Yesterday some of my twitter friends had a discussion on whether or not Jesus led a balanced life. Now I was not really part of the discussion so I cannot comment on what was said but it seemed to me that they came to the conclusion that Jesus did not lead a balanced life and that really concerns me. It reminds me of that bumper sticker that was popular a few years back “Jesus Is Coming Back Look Busy”.
I suspect that many of us make excuses for our own busy lives by making the excuse that Jesus was busy too. But was he as busy as we seem to be? When I developed Chronic Fatigue Syndrome sixteen years ago – partly as a result of overwork, I spent almost a year in bed with plenty of time to reflect on what I had done wrong and what I could have done differently. I spent a lot of time reading through the gospels specifically asking myself the question How did Jesus spend his time on earth? It was an enlightening study as I started to realize that Jesus really did have a very balanced life. There were times when he was really busy but those were usually balanced with more relaxed times when he walked and talked with his friends or withdrew into the hills to pray.
I identified 3 basic rhythms – the balance between spiritual and secular, work and rest and comunity and solitude. To that I would now add the balance between fasting and feasting. I explore these rhythms in detail in my book GodSpace: Finding Peace in the Rhythms of Life but here is the short version.
Jesus never made a decision without spending at least a night in prayer. How many less mistakes would we make and how much more relaxed a lifestyle would we lead if we had even a fraction of that commitment?
Jesus spent more time forming community than he did working. Community slows us down, encourages us when we are stressed, helps us to discern what we should and should not be doing.
Jesus work was focused on the in breaking of God’s kingdom not on putting bread on the table each day – that he encouraged his followers to trust God for. How much of our busyness and dysfunctional rhythms are because we are caught up in the consumer culture that focuses on the making and spending of money on ourselves?

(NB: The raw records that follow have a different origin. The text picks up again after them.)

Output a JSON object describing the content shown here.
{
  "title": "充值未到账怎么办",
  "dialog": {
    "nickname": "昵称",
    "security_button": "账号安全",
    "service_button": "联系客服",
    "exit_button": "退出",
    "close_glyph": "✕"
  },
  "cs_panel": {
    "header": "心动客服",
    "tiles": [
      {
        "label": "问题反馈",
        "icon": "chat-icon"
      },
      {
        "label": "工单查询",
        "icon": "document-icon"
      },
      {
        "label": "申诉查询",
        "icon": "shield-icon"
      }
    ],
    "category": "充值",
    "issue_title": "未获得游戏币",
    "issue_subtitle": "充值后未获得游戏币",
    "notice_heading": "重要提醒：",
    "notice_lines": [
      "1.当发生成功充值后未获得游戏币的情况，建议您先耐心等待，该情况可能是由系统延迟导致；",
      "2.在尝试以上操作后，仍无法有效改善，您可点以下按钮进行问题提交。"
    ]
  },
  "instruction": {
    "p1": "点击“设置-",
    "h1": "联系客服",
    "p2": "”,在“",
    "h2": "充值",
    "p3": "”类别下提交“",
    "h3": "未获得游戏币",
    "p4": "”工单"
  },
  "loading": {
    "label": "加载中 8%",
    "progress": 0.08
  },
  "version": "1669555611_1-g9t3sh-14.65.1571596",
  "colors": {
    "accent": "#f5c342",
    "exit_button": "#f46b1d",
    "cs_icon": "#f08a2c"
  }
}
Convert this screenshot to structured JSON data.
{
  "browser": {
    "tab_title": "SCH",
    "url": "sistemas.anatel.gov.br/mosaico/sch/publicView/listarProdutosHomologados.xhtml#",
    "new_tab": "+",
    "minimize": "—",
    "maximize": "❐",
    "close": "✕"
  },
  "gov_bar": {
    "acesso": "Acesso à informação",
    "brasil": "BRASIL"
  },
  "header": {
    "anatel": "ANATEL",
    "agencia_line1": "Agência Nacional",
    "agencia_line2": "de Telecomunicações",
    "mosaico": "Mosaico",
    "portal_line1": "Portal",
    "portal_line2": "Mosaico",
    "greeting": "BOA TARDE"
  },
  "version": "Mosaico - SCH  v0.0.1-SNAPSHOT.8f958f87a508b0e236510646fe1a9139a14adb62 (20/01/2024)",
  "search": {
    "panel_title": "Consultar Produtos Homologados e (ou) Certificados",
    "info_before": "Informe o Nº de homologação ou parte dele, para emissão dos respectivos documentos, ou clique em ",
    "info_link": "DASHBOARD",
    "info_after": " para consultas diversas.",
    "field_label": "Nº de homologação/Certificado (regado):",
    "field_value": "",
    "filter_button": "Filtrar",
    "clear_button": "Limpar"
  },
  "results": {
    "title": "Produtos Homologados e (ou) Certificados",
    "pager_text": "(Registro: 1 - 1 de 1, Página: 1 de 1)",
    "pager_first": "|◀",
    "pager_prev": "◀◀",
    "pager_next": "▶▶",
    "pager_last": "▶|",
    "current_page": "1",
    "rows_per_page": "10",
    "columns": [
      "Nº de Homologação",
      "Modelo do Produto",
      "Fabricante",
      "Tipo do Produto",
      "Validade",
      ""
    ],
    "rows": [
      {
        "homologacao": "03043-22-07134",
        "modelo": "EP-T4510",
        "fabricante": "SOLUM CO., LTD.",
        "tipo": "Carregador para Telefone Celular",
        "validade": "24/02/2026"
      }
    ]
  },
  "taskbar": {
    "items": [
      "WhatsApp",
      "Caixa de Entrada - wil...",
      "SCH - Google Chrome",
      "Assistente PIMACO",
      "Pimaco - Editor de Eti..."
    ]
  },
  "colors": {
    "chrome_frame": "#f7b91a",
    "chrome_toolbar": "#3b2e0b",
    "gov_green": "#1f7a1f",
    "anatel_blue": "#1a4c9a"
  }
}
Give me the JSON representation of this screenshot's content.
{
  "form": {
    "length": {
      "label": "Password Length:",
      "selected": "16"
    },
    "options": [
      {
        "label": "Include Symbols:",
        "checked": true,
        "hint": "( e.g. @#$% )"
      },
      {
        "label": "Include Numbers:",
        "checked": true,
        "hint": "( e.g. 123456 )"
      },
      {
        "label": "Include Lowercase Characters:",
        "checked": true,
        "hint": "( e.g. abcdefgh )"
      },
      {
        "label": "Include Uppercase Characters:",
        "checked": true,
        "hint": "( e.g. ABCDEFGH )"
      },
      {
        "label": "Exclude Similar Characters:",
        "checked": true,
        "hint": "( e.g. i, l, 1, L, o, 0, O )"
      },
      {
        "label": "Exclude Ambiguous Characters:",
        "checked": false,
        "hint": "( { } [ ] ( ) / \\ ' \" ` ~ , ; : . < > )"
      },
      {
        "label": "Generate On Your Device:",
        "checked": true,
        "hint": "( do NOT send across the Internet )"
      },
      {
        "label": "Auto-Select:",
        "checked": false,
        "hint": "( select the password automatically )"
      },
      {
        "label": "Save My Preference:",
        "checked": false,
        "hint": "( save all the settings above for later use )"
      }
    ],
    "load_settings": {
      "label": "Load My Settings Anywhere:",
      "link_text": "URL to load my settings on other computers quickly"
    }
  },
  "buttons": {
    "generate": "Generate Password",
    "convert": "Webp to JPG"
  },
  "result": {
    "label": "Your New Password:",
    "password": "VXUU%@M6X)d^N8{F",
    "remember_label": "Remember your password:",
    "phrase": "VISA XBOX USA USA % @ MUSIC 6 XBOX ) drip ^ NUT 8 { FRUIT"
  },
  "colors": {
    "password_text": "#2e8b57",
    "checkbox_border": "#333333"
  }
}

Everywhere that Jesus went there was a party. Jesus was constantly celebrating life with enthusiasm from the time that he performed his first miracle at a wedding he was constantly encouraging people to enjoy life with enthusiasm. One of my favourite bible stories is that of Jesus making breakfast for his friends after he rose from the dead.
I think that the rhythm of the early monastic communities flowed out of their knowledge of how Jesus spent his time. They knew that he practiced the Jewish ritual of prayer several times a day and the daily offices were designed to do the same. To be honest I think that for busy people spending a few minutes in prayer several times a day is probably healthier than spending a big chunk once each morning. It helps us to refocus our lives at regular intervals on God and God’s purposes. They also had a good rhythm of work and relaxation (though actually their rest times were usually dedicated to prayer and to study). However I wonder how much better we would be if we interspersed our times of study and book work with good physical exercise – not going to the gym which is so artificial but maybe some good manual labour – walking to the shops & lugging our groceries home rather than driving might be a good idea.
We have so divorced our spiritual rhythms from everyday life that we don’t even know how to develop a life of Godly balance any more. And believe it or not as I have metnined before people who take a siesta in the afternoons are actually so much more productive afterwards that there is no way that those who have not had a siesta can equal their production.
So to all my British friends who are struggling with snow and worried that they cannot get into work – relax and enjoy it – you will probably accomplish more this week than ever because of it and maybe in the process discover something of the rhythms and the wonder of a God who created every snowflake to be different.